Labor Day, the annual federal holiday to honor America's workers, also marks an exciting time for New York City's West Indian community.
On the first Monday in September, Brooklyn holds a massive parade and fete -- the city's largest -- down Eastern Parkway in Crown Heights celebrating the culture and pride of the more than 700,000 New Yorkers of Caribbean descent.
The parade, which started in Harlem in 1947 and was moved to Brooklyn in 1964, today attracts between one to three million people each year.
In its 65 years of existence, this lively carnival has become a highly anticipated annual event-- a time to experience the music, cuisine, vibrant culture and contributions of the city's West Indian community.
However, increasingly, in the last ten years it also has become a time when Brooklynites brace themselves for an uptick in the number of incidents of violence. Beginning in 2003, every year, there has been at least one shooting incident to take place along the parade's route.
This year was no exception: The Brooklyn parade began early -- 3:00 a.m. for J'ouvert -- with a large melee and a shooting. The official parade kicked off later that day, at 11:00 a.m. and was met with more reports of shootings and stabbings. It ended later that evening with a shooting death.
According to an account by 71st Pct. Officer Vincent Martinos of Community Affairs, a delayed float created an oversized and frustrated crowd and was at the center of at least two separate shooting and stabbing incidents.
"The last Labor Day float, T-Vice Ompa Haitian, was delayed due to the fact they had failed to hire a driver that was properly licensed for this event," wrote Martinos in an email. "After a lengthy delay, the organizers were able to find someone with the proper NYS license and paperwork needed to drive their float.
"By the time they started, a large gap between floats several blocks [long] had grown. This float moved extremely slow and their music was the loudest of any float on the parade route. The crowd grew to unreasonable size due to the late start and slow moving pace.
"At approximately 5:15 p.m., in front of 650 Eastern Parkway, several shots were fired from inside the overly large crowd around this float. A
female was struck in her left lower back and a male in his left hip. Both victims are expected to make full recoveries.
"A short time later at approximately 6:00 p.m. at the corner of Bedford Ave and Eastern Parkway, a male became the victim of a homicide. The victim was stabbed one time in the neck while inside this large group around this float."
In total, police in the 71st and 77th precincts patroling the parade route reported .

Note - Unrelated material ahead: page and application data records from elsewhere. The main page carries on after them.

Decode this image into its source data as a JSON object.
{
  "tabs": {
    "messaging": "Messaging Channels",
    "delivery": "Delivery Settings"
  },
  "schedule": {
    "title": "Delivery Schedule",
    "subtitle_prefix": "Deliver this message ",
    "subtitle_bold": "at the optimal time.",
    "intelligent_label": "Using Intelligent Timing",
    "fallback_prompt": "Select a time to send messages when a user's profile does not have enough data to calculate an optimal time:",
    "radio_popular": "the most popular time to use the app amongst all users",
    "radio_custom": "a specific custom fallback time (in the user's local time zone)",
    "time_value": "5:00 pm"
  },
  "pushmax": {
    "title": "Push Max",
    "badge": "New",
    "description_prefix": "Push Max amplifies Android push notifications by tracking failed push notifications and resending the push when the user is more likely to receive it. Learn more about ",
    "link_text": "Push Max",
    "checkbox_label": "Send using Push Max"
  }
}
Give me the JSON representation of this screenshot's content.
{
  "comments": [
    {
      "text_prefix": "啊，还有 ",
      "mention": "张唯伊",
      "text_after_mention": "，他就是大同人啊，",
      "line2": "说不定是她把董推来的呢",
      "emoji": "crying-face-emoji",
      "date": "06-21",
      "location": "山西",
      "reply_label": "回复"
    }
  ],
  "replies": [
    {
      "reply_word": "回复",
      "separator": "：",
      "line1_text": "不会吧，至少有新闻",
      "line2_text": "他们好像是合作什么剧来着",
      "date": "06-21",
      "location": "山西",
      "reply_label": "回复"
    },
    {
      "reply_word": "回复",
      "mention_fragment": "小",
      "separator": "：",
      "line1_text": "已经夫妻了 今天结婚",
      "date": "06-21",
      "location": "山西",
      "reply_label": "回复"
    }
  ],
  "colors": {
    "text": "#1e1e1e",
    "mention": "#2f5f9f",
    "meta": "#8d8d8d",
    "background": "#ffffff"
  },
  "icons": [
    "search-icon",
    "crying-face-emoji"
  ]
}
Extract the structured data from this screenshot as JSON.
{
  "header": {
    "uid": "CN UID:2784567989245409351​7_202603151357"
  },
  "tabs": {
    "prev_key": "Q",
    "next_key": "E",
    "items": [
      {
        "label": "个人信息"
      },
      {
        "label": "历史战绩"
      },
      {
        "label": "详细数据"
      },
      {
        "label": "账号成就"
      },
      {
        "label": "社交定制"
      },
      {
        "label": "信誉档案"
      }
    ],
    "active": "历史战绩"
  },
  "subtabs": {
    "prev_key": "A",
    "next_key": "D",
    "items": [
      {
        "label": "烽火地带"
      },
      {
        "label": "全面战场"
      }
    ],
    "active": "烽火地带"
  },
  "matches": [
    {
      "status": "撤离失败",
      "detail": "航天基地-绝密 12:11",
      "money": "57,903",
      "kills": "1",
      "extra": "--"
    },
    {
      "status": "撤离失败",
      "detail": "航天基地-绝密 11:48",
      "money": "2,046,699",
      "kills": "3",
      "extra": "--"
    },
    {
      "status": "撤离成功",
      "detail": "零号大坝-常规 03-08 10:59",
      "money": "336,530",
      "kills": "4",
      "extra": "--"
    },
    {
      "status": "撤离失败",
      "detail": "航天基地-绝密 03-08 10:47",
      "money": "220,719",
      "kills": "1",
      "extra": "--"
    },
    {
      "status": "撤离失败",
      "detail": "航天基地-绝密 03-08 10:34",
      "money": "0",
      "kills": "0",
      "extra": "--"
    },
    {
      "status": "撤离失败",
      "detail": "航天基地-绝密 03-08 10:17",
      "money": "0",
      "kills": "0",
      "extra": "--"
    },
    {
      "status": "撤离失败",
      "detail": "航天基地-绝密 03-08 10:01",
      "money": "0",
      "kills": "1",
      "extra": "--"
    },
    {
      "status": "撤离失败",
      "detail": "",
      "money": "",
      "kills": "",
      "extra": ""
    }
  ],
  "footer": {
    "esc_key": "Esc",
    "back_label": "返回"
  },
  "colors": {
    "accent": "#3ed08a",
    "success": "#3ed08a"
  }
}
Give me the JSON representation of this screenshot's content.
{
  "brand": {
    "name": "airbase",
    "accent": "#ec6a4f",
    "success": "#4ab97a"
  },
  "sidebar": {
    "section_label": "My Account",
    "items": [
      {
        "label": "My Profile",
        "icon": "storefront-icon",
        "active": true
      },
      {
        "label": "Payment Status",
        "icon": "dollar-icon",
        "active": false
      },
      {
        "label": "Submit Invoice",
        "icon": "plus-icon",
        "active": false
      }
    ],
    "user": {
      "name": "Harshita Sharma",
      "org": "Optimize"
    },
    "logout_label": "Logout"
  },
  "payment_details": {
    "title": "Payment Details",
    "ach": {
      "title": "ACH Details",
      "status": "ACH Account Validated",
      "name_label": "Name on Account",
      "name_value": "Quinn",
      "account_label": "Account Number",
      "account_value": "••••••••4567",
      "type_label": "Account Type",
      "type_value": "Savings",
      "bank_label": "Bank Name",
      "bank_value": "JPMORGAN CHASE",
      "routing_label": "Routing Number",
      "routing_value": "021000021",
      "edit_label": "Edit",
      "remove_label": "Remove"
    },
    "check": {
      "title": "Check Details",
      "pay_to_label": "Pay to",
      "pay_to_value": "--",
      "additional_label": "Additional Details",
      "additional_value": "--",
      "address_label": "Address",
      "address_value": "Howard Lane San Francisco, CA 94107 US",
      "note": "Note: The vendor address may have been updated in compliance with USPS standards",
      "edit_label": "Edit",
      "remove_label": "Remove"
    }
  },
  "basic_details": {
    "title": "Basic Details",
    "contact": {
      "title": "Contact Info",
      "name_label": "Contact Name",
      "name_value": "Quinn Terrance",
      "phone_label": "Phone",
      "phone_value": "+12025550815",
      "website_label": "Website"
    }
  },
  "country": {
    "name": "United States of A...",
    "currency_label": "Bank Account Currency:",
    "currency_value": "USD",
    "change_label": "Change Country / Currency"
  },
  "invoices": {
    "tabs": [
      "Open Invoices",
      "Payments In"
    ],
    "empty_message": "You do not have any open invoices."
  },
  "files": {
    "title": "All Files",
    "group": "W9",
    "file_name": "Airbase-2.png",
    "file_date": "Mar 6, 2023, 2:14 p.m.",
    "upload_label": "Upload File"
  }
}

What is meant to serve as a celebratory and lively tradition for Caribbean culture in New York City slowly has devolved into a hotbed of violence.
So what do you think is the best way to address the escalating violence at the West Indian-American Day Parade?
Should the city shorten the parade or place a limit on the numbers of revelers allowed on the parade route? Should the parade be moved to a different location?
Should the parade committee be held accountable for violent incidents and fined? Or perhaps the parade should be ended altogether?
Take our poll, and tell us what you think in the comments.